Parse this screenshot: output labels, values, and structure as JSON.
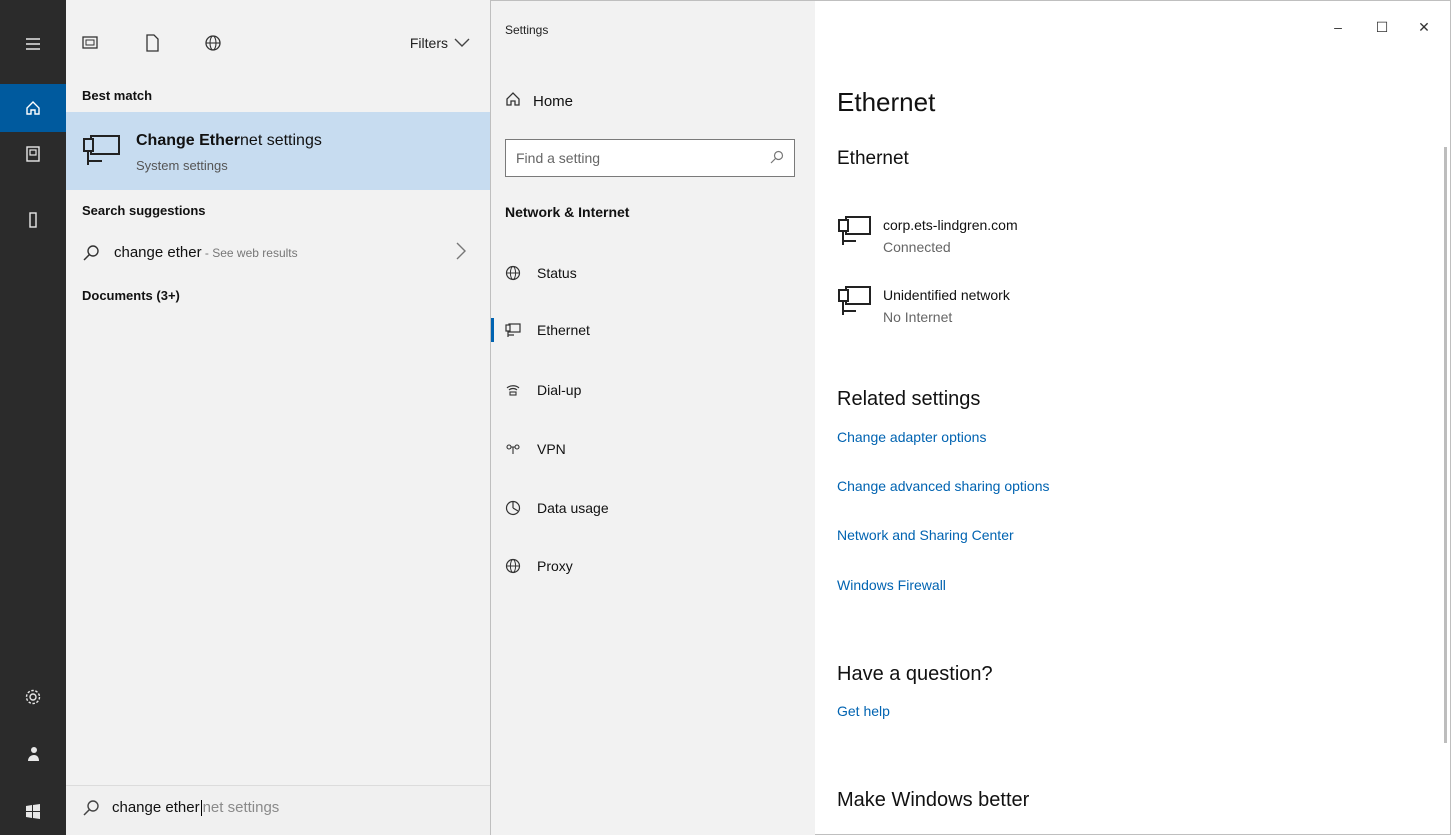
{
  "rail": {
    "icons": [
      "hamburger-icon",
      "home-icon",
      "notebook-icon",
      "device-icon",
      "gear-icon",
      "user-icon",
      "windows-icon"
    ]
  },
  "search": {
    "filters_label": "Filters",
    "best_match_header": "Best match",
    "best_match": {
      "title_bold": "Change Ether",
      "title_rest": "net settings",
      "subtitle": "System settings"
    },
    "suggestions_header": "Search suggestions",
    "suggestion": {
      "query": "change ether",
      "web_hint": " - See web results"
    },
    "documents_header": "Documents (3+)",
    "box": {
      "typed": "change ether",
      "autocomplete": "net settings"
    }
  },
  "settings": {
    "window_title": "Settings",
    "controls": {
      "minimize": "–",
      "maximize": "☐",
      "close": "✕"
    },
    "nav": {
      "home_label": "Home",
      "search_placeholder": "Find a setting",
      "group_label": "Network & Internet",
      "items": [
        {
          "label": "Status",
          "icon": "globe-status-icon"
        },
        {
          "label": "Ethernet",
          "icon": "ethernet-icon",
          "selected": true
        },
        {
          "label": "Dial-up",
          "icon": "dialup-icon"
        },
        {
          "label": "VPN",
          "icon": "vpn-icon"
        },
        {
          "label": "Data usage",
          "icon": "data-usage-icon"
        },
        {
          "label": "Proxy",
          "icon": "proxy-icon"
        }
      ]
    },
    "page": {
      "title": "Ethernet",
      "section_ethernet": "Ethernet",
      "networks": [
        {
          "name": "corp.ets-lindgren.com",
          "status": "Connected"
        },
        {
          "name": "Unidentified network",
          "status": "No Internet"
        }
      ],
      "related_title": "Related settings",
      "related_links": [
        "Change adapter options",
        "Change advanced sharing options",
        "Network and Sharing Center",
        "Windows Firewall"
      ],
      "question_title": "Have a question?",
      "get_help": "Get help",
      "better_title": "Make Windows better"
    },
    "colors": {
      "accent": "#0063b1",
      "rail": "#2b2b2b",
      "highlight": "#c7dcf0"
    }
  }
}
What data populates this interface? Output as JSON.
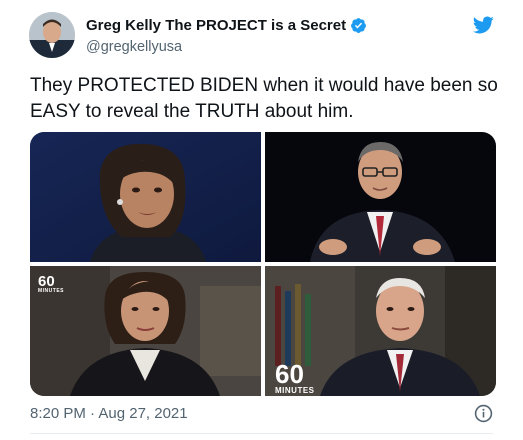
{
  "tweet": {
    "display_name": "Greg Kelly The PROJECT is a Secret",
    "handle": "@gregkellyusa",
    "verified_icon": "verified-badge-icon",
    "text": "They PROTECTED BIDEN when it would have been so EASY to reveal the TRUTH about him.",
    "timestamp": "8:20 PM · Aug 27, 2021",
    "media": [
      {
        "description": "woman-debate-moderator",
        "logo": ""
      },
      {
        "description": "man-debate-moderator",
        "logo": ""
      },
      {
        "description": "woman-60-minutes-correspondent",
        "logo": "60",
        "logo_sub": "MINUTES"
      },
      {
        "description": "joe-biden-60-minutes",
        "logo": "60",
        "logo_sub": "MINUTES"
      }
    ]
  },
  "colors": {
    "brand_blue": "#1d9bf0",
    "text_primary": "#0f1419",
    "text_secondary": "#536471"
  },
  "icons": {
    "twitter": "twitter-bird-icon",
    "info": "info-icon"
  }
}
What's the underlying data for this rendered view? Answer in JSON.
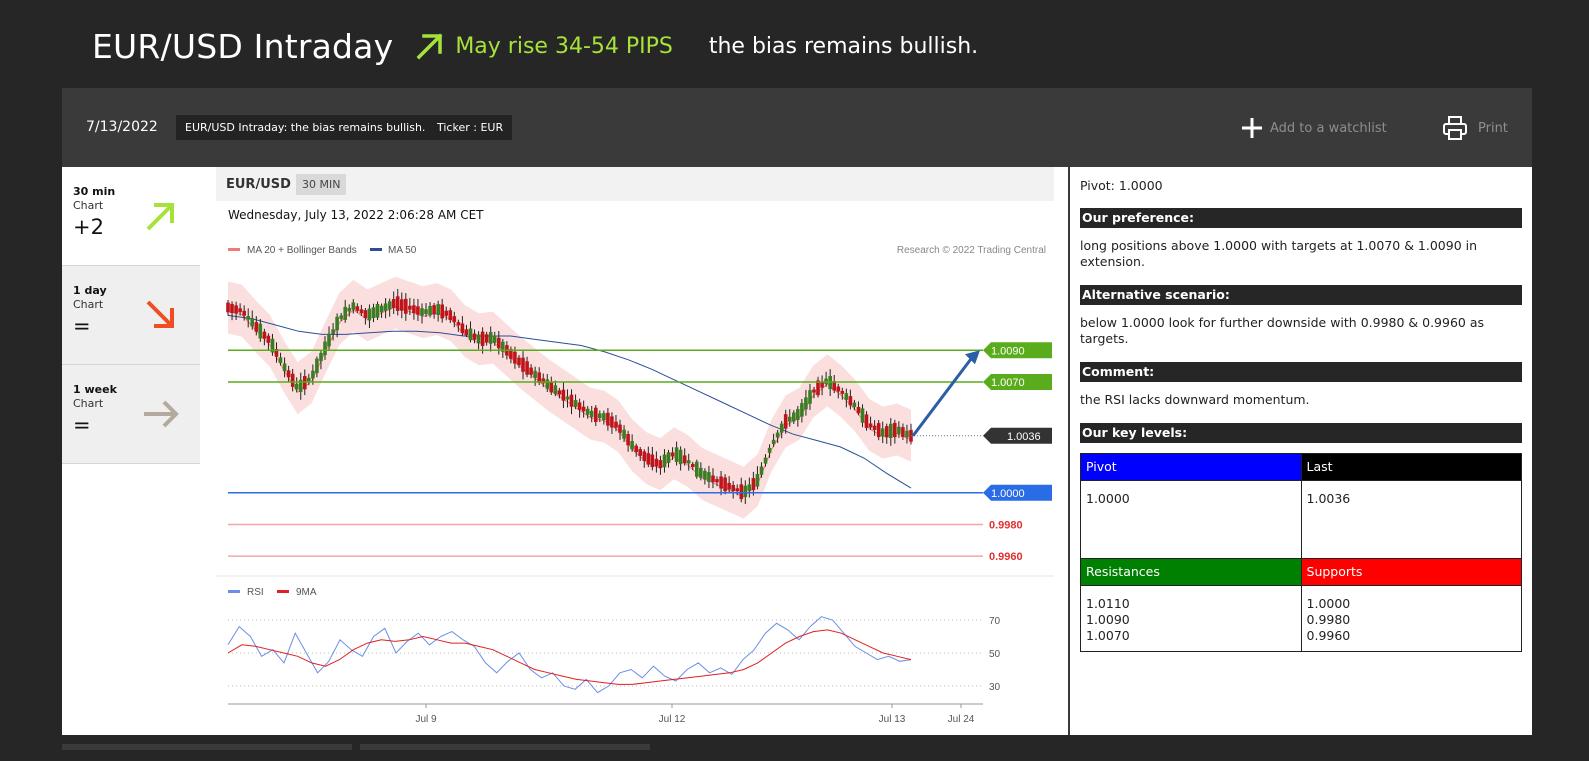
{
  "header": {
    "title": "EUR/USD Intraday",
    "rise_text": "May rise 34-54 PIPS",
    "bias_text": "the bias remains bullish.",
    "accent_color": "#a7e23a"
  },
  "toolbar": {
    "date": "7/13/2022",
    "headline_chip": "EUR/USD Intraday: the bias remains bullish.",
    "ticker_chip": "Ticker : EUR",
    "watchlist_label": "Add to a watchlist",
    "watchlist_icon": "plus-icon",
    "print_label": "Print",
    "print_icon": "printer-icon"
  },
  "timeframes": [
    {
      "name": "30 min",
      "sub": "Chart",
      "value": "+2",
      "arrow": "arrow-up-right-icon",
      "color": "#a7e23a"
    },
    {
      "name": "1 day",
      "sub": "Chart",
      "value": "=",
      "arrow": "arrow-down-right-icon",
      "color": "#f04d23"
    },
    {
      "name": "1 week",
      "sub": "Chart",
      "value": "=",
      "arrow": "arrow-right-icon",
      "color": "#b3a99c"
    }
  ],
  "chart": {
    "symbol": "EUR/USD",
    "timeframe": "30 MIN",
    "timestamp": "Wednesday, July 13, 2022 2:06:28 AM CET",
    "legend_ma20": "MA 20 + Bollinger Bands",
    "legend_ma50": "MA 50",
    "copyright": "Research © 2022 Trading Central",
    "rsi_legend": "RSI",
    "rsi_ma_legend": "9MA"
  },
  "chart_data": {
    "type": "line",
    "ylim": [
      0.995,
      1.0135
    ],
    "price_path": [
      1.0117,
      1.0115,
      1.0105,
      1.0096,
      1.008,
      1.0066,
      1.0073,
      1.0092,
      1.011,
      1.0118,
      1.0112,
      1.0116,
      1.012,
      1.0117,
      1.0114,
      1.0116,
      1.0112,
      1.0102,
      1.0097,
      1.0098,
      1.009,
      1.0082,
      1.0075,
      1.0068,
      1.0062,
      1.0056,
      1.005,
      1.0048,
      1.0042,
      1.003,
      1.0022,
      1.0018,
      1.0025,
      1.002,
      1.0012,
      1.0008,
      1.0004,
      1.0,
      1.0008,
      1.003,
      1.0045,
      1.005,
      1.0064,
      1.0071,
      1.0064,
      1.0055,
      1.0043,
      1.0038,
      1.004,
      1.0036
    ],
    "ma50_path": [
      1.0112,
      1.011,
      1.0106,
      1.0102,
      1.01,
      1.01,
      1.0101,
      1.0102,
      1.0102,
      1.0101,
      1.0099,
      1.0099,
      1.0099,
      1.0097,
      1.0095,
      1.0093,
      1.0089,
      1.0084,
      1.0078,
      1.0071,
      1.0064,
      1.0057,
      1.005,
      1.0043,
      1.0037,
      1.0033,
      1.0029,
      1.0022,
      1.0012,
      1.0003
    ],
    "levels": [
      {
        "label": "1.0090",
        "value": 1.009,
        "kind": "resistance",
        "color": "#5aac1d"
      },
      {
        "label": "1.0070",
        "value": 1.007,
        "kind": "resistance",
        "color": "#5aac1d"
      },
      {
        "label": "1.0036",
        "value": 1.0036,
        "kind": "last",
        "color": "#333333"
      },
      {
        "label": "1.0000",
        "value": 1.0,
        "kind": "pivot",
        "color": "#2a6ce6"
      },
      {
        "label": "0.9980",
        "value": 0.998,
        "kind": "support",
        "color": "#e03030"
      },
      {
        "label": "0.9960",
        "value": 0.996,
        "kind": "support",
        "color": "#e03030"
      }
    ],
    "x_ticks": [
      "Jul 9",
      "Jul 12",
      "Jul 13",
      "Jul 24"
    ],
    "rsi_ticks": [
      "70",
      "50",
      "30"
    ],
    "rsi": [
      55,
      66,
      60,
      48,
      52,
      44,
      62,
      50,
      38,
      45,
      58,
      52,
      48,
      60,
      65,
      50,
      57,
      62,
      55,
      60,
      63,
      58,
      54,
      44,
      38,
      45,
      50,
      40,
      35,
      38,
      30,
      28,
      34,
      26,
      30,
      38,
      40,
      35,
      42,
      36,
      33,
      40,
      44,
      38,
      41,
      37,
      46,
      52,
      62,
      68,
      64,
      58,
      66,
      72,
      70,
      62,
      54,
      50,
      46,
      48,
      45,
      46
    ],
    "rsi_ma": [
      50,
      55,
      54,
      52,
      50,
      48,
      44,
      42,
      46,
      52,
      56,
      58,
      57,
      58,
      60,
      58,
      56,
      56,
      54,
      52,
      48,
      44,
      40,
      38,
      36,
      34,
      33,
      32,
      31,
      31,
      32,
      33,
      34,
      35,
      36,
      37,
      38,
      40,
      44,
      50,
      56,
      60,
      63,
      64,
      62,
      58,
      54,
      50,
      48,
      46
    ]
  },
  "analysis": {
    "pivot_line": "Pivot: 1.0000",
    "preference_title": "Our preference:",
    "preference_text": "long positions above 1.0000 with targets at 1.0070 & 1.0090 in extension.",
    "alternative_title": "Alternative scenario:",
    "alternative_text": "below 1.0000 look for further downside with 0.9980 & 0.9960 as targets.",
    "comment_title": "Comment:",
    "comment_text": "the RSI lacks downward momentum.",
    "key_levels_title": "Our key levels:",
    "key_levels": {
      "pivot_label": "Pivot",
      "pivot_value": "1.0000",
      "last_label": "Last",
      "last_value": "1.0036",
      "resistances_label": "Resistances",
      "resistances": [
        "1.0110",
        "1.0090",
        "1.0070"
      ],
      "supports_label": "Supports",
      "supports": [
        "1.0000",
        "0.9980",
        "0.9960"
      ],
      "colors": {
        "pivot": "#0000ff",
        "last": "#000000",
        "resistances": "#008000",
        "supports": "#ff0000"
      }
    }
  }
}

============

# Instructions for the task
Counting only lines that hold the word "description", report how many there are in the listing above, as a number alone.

# Result
4